» **Problem description**
Please repeat each line below exactly, with no images in the copy.

» **Available data**
- - - - - - -

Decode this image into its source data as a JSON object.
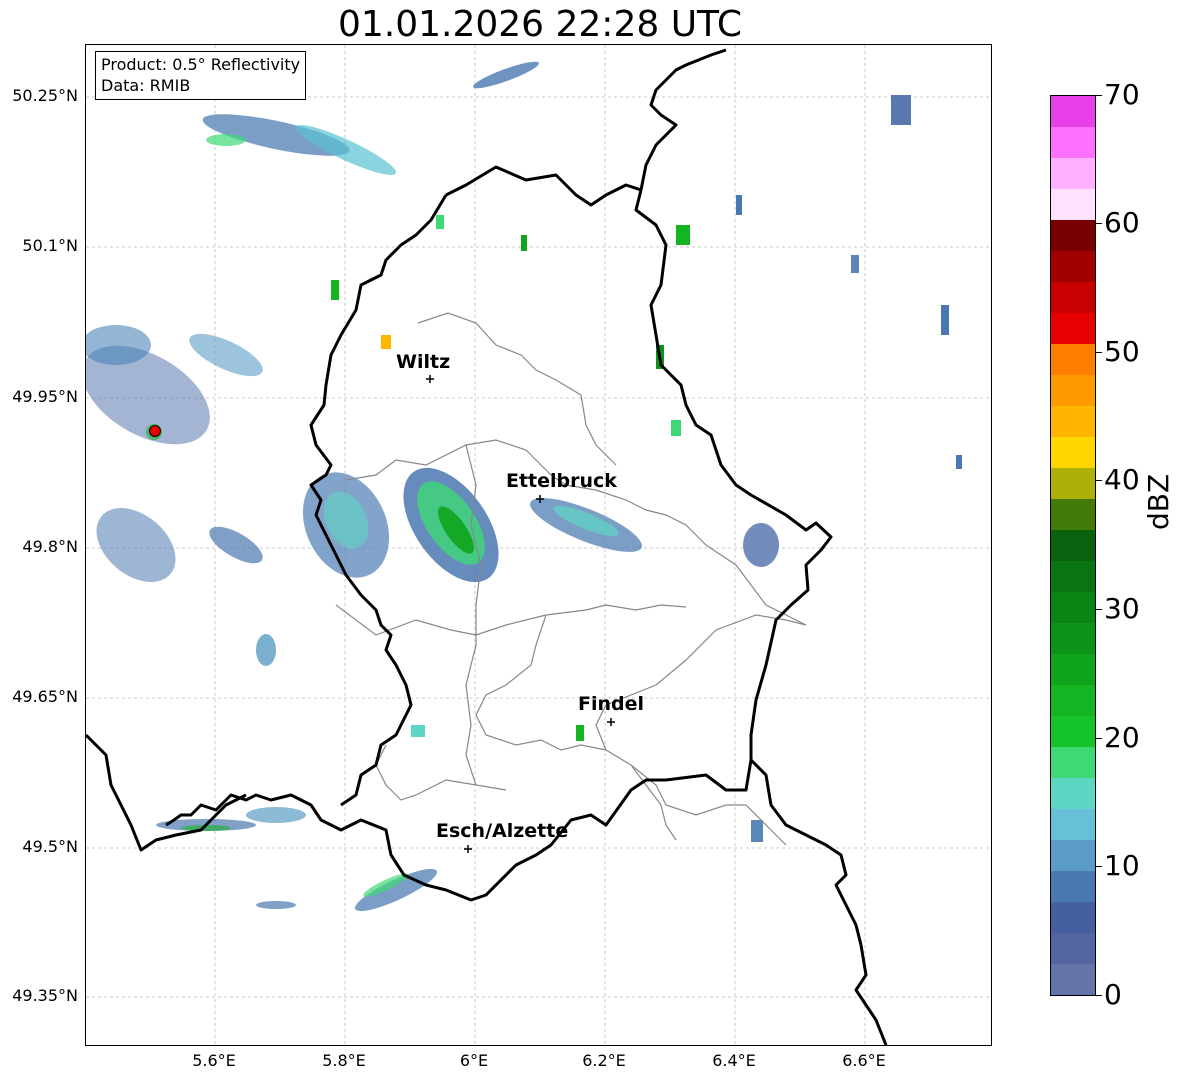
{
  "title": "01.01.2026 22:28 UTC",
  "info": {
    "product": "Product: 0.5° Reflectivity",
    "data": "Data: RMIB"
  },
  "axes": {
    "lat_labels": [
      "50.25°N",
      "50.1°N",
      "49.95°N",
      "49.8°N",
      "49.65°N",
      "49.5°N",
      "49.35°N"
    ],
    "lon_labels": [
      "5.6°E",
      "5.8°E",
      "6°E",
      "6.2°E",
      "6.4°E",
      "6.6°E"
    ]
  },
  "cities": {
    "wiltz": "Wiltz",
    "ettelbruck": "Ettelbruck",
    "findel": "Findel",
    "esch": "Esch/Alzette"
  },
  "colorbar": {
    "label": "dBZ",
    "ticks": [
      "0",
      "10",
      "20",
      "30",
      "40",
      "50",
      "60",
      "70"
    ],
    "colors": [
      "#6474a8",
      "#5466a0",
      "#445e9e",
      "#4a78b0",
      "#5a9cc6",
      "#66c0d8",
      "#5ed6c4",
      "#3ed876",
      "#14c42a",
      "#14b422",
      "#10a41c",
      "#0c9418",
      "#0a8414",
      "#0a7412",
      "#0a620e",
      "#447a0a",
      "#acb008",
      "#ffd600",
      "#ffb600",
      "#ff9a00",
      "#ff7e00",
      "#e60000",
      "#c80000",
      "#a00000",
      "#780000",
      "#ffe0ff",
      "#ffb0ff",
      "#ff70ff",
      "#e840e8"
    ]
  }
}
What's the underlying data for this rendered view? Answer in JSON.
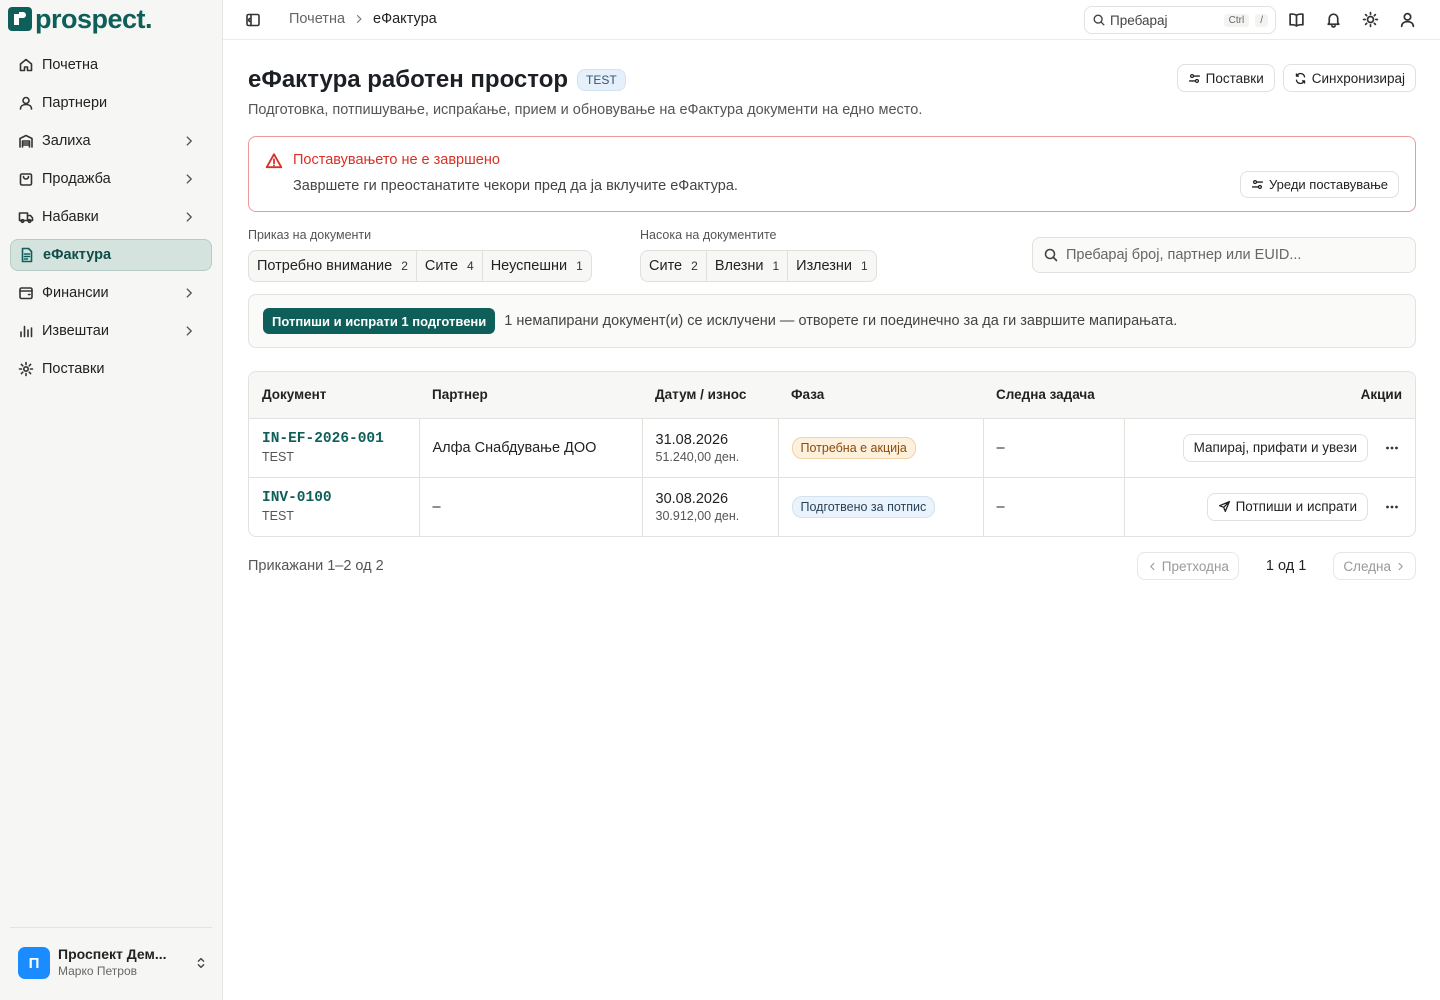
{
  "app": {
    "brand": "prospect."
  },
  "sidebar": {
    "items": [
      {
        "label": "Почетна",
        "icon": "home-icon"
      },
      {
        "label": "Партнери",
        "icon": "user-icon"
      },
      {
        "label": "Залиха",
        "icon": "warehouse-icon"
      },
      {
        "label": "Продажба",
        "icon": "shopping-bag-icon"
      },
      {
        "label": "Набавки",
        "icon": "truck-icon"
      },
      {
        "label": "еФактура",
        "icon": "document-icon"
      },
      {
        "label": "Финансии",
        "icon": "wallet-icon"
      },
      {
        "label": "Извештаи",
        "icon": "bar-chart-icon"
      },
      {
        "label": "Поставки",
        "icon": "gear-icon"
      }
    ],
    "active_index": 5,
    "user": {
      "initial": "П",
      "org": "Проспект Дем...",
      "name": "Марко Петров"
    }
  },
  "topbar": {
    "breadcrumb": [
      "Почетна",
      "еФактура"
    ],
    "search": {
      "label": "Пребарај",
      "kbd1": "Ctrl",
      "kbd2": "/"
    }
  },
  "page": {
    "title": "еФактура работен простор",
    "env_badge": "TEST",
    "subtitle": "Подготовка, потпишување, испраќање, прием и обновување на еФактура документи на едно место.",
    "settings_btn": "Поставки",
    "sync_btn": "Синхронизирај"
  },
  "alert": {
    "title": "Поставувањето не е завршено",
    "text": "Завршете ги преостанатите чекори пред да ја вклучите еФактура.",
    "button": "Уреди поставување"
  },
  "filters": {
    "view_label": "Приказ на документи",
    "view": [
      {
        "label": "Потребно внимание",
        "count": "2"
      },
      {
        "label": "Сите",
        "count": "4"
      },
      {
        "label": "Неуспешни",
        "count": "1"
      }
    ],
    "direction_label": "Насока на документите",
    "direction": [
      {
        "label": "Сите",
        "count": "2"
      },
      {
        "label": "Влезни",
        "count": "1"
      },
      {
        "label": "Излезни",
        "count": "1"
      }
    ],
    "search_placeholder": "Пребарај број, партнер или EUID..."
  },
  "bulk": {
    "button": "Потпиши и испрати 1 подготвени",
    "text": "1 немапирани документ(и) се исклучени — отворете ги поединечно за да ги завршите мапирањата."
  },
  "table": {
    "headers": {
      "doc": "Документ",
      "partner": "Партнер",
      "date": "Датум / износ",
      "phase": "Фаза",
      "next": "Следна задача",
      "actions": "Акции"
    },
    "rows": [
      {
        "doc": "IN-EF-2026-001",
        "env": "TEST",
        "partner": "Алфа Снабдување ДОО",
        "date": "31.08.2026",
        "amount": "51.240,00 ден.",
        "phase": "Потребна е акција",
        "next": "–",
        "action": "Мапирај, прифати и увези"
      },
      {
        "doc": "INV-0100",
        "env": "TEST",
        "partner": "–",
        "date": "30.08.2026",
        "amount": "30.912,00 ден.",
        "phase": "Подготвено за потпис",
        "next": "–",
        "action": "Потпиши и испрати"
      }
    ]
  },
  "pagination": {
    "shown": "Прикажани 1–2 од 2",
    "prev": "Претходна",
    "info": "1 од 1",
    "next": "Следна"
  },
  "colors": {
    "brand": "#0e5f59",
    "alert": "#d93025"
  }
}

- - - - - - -

» **Solution for this exercise**
Decode this image into its source data as a JSON object.
{
  "title": "01.01.2026 22:28 UTC",
  "info": {
    "product": "Product: 0.5° Reflectivity",
    "data": "Data: RMIB"
  },
  "axes": {
    "lat_labels": [
      "50.25°N",
      "50.1°N",
      "49.95°N",
      "49.8°N",
      "49.65°N",
      "49.5°N",
      "49.35°N"
    ],
    "lon_labels": [
      "5.6°E",
      "5.8°E",
      "6°E",
      "6.2°E",
      "6.4°E",
      "6.6°E"
    ]
  },
  "cities": {
    "wiltz": "Wiltz",
    "ettelbruck": "Ettelbruck",
    "findel": "Findel",
    "esch": "Esch/Alzette"
  },
  "colorbar": {
    "label": "dBZ",
    "ticks": [
      "0",
      "10",
      "20",
      "30",
      "40",
      "50",
      "60",
      "70"
    ],
    "colors": [
      "#6474a8",
      "#5466a0",
      "#445e9e",
      "#4a78b0",
      "#5a9cc6",
      "#66c0d8",
      "#5ed6c4",
      "#3ed876",
      "#14c42a",
      "#14b422",
      "#10a41c",
      "#0c9418",
      "#0a8414",
      "#0a7412",
      "#0a620e",
      "#447a0a",
      "#acb008",
      "#ffd600",
      "#ffb600",
      "#ff9a00",
      "#ff7e00",
      "#e60000",
      "#c80000",
      "#a00000",
      "#780000",
      "#ffe0ff",
      "#ffb0ff",
      "#ff70ff",
      "#e840e8"
    ]
  }
}
What's the underlying data for this rendered view? Answer in JSON.
{
  "app": {
    "brand": "prospect."
  },
  "sidebar": {
    "items": [
      {
        "label": "Почетна",
        "icon": "home-icon"
      },
      {
        "label": "Партнери",
        "icon": "user-icon"
      },
      {
        "label": "Залиха",
        "icon": "warehouse-icon"
      },
      {
        "label": "Продажба",
        "icon": "shopping-bag-icon"
      },
      {
        "label": "Набавки",
        "icon": "truck-icon"
      },
      {
        "label": "еФактура",
        "icon": "document-icon"
      },
      {
        "label": "Финансии",
        "icon": "wallet-icon"
      },
      {
        "label": "Извештаи",
        "icon": "bar-chart-icon"
      },
      {
        "label": "Поставки",
        "icon": "gear-icon"
      }
    ],
    "active_index": 5,
    "user": {
      "initial": "П",
      "org": "Проспект Дем...",
      "name": "Марко Петров"
    }
  },
  "topbar": {
    "breadcrumb": [
      "Почетна",
      "еФактура"
    ],
    "search": {
      "label": "Пребарај",
      "kbd1": "Ctrl",
      "kbd2": "/"
    }
  },
  "page": {
    "title": "еФактура работен простор",
    "env_badge": "TEST",
    "subtitle": "Подготовка, потпишување, испраќање, прием и обновување на еФактура документи на едно место.",
    "settings_btn": "Поставки",
    "sync_btn": "Синхронизирај"
  },
  "alert": {
    "title": "Поставувањето не е завршено",
    "text": "Завршете ги преостанатите чекори пред да ја вклучите еФактура.",
    "button": "Уреди поставување"
  },
  "filters": {
    "view_label": "Приказ на документи",
    "view": [
      {
        "label": "Потребно внимание",
        "count": "2"
      },
      {
        "label": "Сите",
        "count": "4"
      },
      {
        "label": "Неуспешни",
        "count": "1"
      }
    ],
    "direction_label": "Насока на документите",
    "direction": [
      {
        "label": "Сите",
        "count": "2"
      },
      {
        "label": "Влезни",
        "count": "1"
      },
      {
        "label": "Излезни",
        "count": "1"
      }
    ],
    "search_placeholder": "Пребарај број, партнер или EUID..."
  },
  "bulk": {
    "button": "Потпиши и испрати 1 подготвени",
    "text": "1 немапирани документ(и) се исклучени — отворете ги поединечно за да ги завршите мапирањата."
  },
  "table": {
    "headers": {
      "doc": "Документ",
      "partner": "Партнер",
      "date": "Датум / износ",
      "phase": "Фаза",
      "next": "Следна задача",
      "actions": "Акции"
    },
    "rows": [
      {
        "doc": "IN-EF-2026-001",
        "env": "TEST",
        "partner": "Алфа Снабдување ДОО",
        "date": "31.08.2026",
        "amount": "51.240,00 ден.",
        "phase": "Потребна е акција",
        "next": "–",
        "action": "Мапирај, прифати и увези"
      },
      {
        "doc": "INV-0100",
        "env": "TEST",
        "partner": "–",
        "date": "30.08.2026",
        "amount": "30.912,00 ден.",
        "phase": "Подготвено за потпис",
        "next": "–",
        "action": "Потпиши и испрати"
      }
    ]
  },
  "pagination": {
    "shown": "Прикажани 1–2 од 2",
    "prev": "Претходна",
    "info": "1 од 1",
    "next": "Следна"
  },
  "colors": {
    "brand": "#0e5f59",
    "alert": "#d93025"
  }
}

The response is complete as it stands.